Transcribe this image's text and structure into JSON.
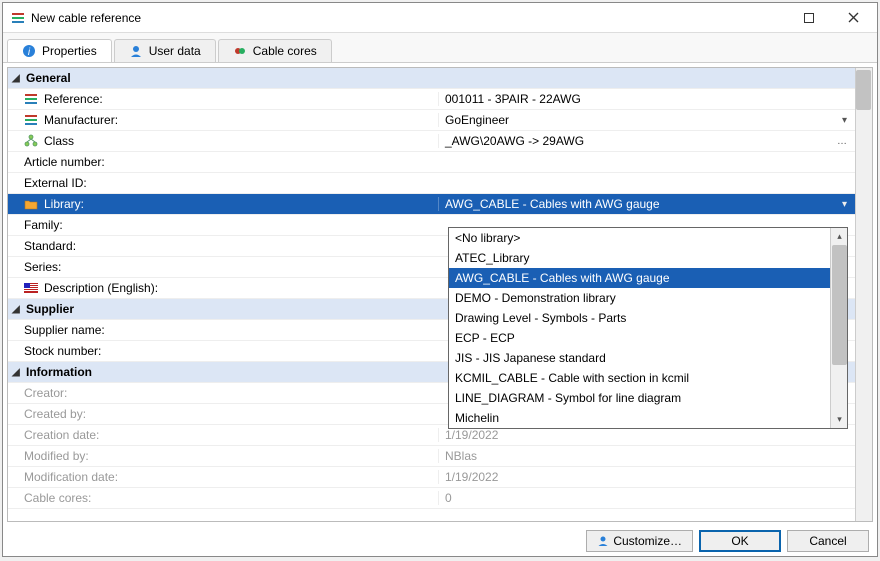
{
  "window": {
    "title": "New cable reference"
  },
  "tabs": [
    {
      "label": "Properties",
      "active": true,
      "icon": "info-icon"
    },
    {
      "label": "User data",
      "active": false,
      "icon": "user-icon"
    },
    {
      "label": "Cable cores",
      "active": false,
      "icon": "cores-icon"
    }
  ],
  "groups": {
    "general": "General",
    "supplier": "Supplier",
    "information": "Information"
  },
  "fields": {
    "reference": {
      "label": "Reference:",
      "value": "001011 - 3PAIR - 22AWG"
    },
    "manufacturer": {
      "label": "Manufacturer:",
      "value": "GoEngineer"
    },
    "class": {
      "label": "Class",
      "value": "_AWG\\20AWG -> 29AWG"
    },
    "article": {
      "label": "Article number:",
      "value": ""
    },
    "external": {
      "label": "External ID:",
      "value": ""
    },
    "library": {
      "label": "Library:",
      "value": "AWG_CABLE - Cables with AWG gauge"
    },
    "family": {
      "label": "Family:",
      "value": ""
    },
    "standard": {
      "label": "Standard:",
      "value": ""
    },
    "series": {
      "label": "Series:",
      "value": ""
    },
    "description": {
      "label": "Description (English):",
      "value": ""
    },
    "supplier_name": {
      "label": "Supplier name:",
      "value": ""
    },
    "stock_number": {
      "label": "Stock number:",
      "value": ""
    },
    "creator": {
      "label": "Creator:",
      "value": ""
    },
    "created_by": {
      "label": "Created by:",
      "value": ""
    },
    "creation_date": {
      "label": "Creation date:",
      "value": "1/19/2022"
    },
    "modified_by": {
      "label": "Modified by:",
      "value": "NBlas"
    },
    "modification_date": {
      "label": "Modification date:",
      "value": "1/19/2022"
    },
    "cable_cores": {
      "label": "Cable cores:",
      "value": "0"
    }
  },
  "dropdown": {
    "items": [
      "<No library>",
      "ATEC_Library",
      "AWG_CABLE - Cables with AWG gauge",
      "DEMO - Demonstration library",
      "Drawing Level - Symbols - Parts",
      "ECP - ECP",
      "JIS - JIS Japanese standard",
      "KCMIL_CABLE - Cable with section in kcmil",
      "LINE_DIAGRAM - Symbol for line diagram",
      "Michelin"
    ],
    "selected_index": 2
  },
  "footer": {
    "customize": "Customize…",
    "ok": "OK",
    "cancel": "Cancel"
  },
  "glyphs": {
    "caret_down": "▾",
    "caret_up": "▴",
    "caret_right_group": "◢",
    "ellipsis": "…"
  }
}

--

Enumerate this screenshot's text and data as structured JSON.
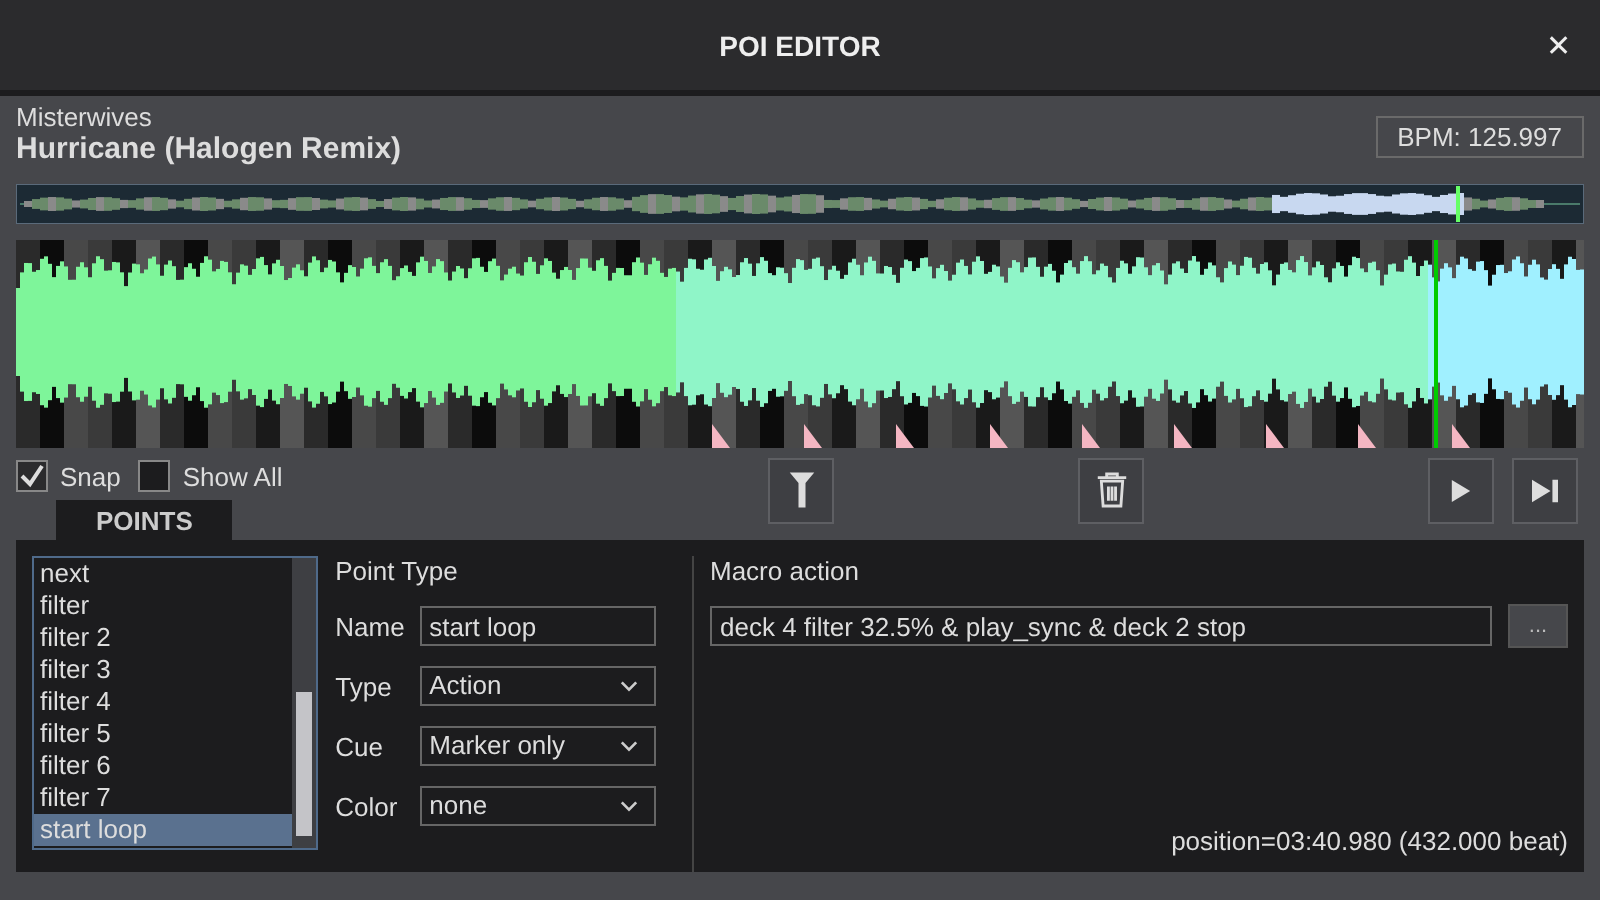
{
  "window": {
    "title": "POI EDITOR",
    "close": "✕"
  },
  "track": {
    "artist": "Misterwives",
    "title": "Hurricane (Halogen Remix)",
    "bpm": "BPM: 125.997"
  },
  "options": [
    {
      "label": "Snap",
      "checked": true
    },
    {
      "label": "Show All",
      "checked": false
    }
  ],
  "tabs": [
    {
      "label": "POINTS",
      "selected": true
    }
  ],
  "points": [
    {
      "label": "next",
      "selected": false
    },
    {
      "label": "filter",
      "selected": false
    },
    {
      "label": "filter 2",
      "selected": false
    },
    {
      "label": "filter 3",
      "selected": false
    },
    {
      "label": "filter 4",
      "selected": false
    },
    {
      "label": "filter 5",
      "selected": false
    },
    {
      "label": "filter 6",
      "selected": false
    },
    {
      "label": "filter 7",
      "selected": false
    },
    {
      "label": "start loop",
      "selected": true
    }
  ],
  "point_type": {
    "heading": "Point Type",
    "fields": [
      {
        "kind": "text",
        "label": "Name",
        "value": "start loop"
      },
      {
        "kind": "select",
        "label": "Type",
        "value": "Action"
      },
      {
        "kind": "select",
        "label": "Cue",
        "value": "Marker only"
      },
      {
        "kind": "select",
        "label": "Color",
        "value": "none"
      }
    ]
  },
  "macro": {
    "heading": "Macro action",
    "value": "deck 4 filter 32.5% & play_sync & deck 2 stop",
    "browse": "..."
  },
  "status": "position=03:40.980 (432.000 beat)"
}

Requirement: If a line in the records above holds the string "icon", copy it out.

Task solution:
      "icon": "info-icon"
      "icon": "user-icon"
      "icon": "cores-icon"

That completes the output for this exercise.